Inside this issue
End frame: Destruction of the Monumental Arch 2018 Sir Don MuCullin
Terry Ward chooses one of his favourite images
Terry Ward took his first picture in 1977. Covering a wide range of topics over the years from landscapes in the Peak District to street photography in Cornwall and London.
He likes to work in project form taking a subject and focusing on a particular important aspect. His solo work Mill Roads Finest Hour, Vista and Fenlands have all been exhibited and he has contributed to group shows.
He is a published author and photobook creator. With Vista being his first. He also publishes historical and cultural publications. He is active on social media and has conducted many lectures about photography and history in the south east of England over the past few years.
Whilst thinking about the image to discuss, I looked at many traditional landscape shots, pondering on what makes an interesting image to write about. I initially thought about a Jem Southam shot, he was the photographer for me that changed my attitude to not only landscape but all photography. He showed me that by using repetition in my work could add to its power.
After all my deliberations, I decided to try to look at the image that was not just a pretty or thought-provoking thing, but something far more compelling. I looked for an image that could partly communicate sadness, but also be part of a continuing story.
After looking through many images I chose ‘Destruction of the Monumental Arch 2018 by Sir Don MucCullin. The 3rd century arch has been under the control of many great empires, including the Roman, Byzantine and Timurid. Its partial destruction in 2015 by ISIL made headlines around the world. The site is in the middle of the Syrian Desert and is a UNESCO world heritage site.
During Christmas 2018 my daughter brought me a gift, it was The Landscape by Sir Don McCullin, I unwrapped the crisp plastic wrapping and sat down on Christmas morning to look at my new photo book. The publication is the last instalment in a series by don, which documented many years of his work. I also have another in the series called My England, which is a hybrid collection of street and landscape photos and showed off the skill of McCullin’s varied work. He says; I do not take photographs I think, but most importantly he makes the viewer think.
My featured image is influenced by the work of the great Victorian explorer photographers, such as Francis Frith. His picture Koum Ombo Near View is from his book Upper Egypt and Ethiopia published in 1863. The Victorian’s used new technology to document the skill and purpose of past societies, so allowing it to believe that it was a better version of an earlier civilisation. Frith also shot many scenes in England during the nineteenth century.
As mentioned the area has been the centre of destruction by ISIL. But the image asks more questions than it answers. Why did McCullin take this shot? Was it a comment on the abhorrent action? The columns themselves look brittle and weak, but by the look of the debris took an enormous amount of explosives to destroy.

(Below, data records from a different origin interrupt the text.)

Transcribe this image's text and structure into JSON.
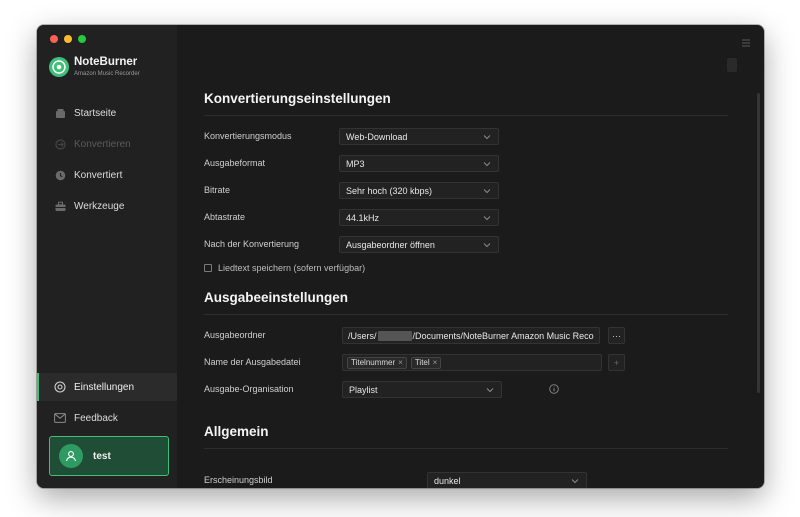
{
  "brand": {
    "name": "NoteBurner",
    "subtitle": "Amazon Music Recorder"
  },
  "colors": {
    "accent": "#3fbf77",
    "background": "#1b1b1b",
    "sidebar": "#212121"
  },
  "sidebar": {
    "items": [
      {
        "label": "Startseite",
        "icon": "home-icon"
      },
      {
        "label": "Konvertieren",
        "icon": "convert-icon"
      },
      {
        "label": "Konvertiert",
        "icon": "clock-icon"
      },
      {
        "label": "Werkzeuge",
        "icon": "toolbox-icon"
      }
    ],
    "bottom": [
      {
        "label": "Einstellungen",
        "icon": "gear-icon"
      },
      {
        "label": "Feedback",
        "icon": "mail-icon"
      }
    ],
    "user": {
      "name": "test"
    }
  },
  "conversion": {
    "title": "Konvertierungseinstellungen",
    "rows": [
      {
        "label": "Konvertierungsmodus",
        "value": "Web-Download"
      },
      {
        "label": "Ausgabeformat",
        "value": "MP3"
      },
      {
        "label": "Bitrate",
        "value": "Sehr hoch (320 kbps)"
      },
      {
        "label": "Abtastrate",
        "value": "44.1kHz"
      },
      {
        "label": "Nach der Konvertierung",
        "value": "Ausgabeordner öffnen"
      }
    ],
    "lyrics_checkbox": {
      "label": "Liedtext speichern (sofern verfügbar)",
      "checked": false
    }
  },
  "output": {
    "title": "Ausgabeeinstellungen",
    "folder": {
      "label": "Ausgabeordner",
      "path_prefix": "/Users/",
      "path_suffix": "/Documents/NoteBurner Amazon Music Reco",
      "browse": "···"
    },
    "filename": {
      "label": "Name der Ausgabedatei",
      "tags": [
        "Titelnummer",
        "Titel"
      ],
      "add": "+"
    },
    "organization": {
      "label": "Ausgabe-Organisation",
      "value": "Playlist"
    }
  },
  "general": {
    "title": "Allgemein",
    "appearance": {
      "label": "Erscheinungsbild",
      "value": "dunkel"
    }
  }
}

Though shot in the middle-east, the images have ghosts of early pre-Raphaelite photography. They documented ruins in a very similar way to don. Their images were a reflection, in their eyes of a fairer, nobler society before the Industrialisation of Victorian England, which in their opinion had supposedly tainted the land and the soul.
The Syrian picture has so much baggage associated with it, I suspect the frame was an example of religious madness and what it can lead too. Something McCullin came up against time and time again during his work.
It is an image of many sides, not strictly a war or landscape shot, it sits somewhere in the middle, this gives you freedom artistically to question the image. As with many black and white shots, one of the first things you notice are the textures, they seem exaggerated in the desert light.
The scene of destruction could be why Don was drawn to this area, it looks like it has just been bombed, the image documents a crushed and repressed area. The narrative he has used maybe mirrors McCullin’s view on the world at that point. There are still remnants of the arch, lone columns in the foreground and intact columns in the background, suggesting that more of the site survives intact than first thought. The sky has been dodged within the image to make it a lot darker than it originally was, this trick adds to the tension of the piece. The rubble at first glance looks as it should be, but on closer inspection, the columns have appeared to have been cut, which suggests human not natural change. It is not known whether the rubble has been moved to its present site or if it was moved after the attempted destruction.
The picture is almost scorched into the page, but more interestingly, it frees you to look at your own work. Forcing you to ask, why do I take pictures? Where do they fit in my overall vision? And whether the images I take resonate with my target audience? This image in all its beauty and sadness fulfils the mantle of a successful picture, it makes you think………………
Do you have an image you'd like to write an end frame article on? Take a read of our previous end frame articles for inspiration! We are looking for contributions for forthcoming issues. Please get in touch with Charlotte Britton directly.